» **Task description**
Where does the string "Request" occur in the records below? Copy every line that holds it.

» **Exercise material**
Segment Open
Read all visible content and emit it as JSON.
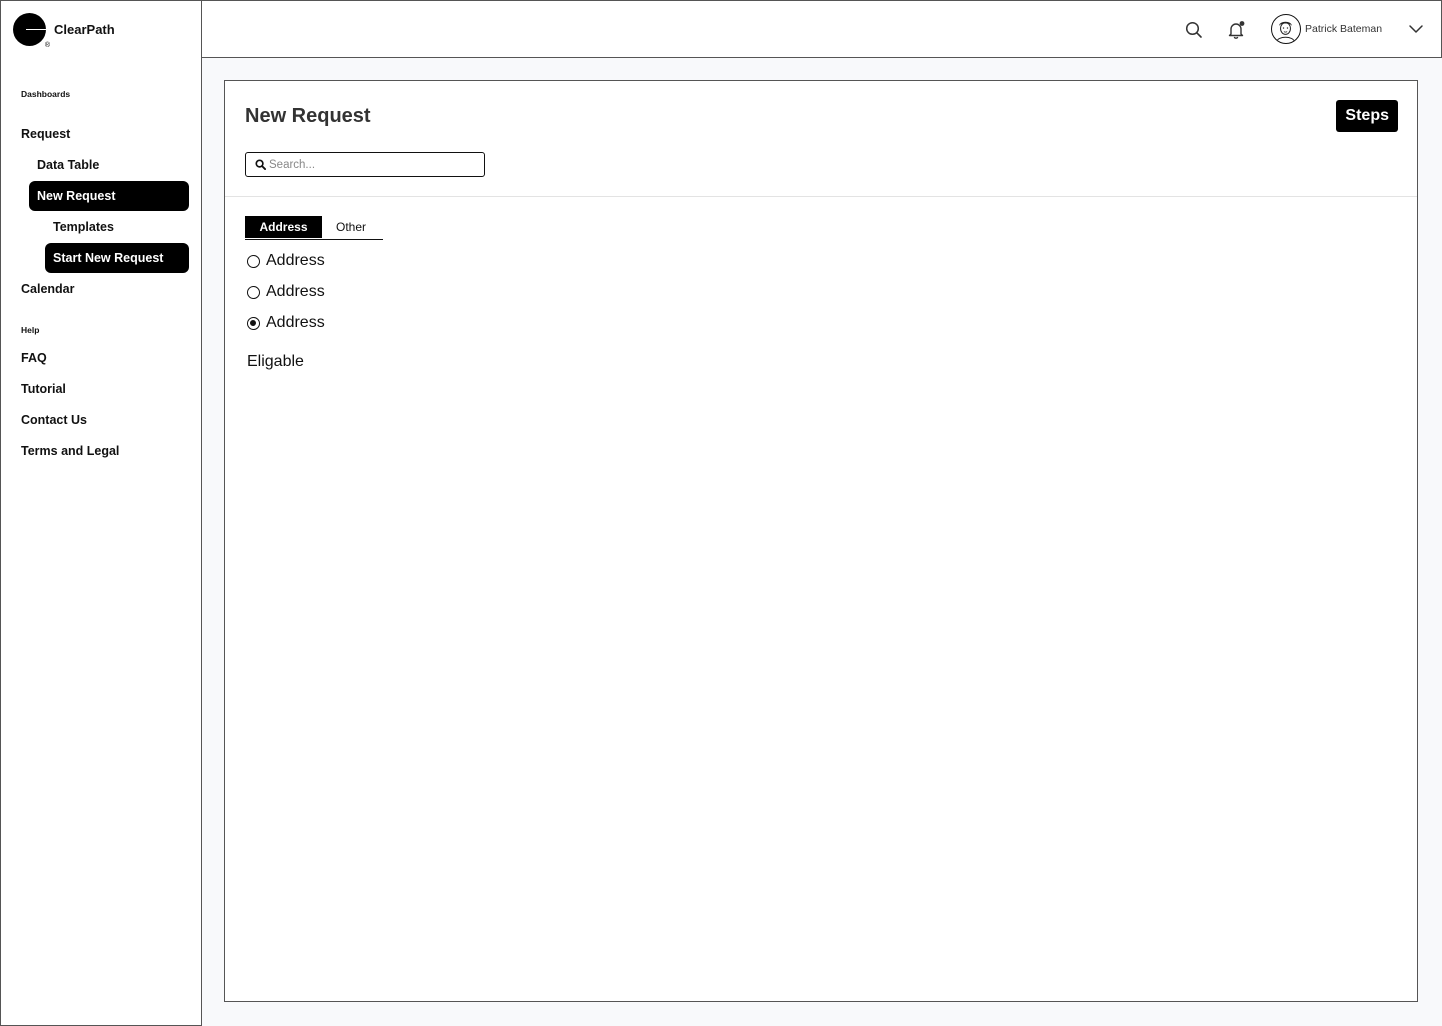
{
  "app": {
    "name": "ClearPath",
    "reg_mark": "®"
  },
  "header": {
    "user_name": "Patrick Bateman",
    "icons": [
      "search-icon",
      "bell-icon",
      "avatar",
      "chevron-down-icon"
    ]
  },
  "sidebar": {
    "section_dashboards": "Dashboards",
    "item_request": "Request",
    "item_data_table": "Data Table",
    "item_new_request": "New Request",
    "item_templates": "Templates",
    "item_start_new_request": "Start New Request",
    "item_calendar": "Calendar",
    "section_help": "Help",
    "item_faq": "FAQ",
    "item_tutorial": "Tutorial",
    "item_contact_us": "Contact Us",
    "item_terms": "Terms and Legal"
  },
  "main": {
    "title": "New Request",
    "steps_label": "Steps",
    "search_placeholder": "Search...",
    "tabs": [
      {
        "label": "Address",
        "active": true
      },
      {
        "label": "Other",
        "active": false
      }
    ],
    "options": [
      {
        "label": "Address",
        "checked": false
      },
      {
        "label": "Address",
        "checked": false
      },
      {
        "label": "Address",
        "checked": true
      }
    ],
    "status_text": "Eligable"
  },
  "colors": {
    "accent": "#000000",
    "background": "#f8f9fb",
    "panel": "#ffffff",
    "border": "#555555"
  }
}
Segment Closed
» **Solution to this exercise**
    "item_request": "Request",
    "item_new_request": "New Request",
    "item_start_new_request": "Start New Request",
    "title": "New Request",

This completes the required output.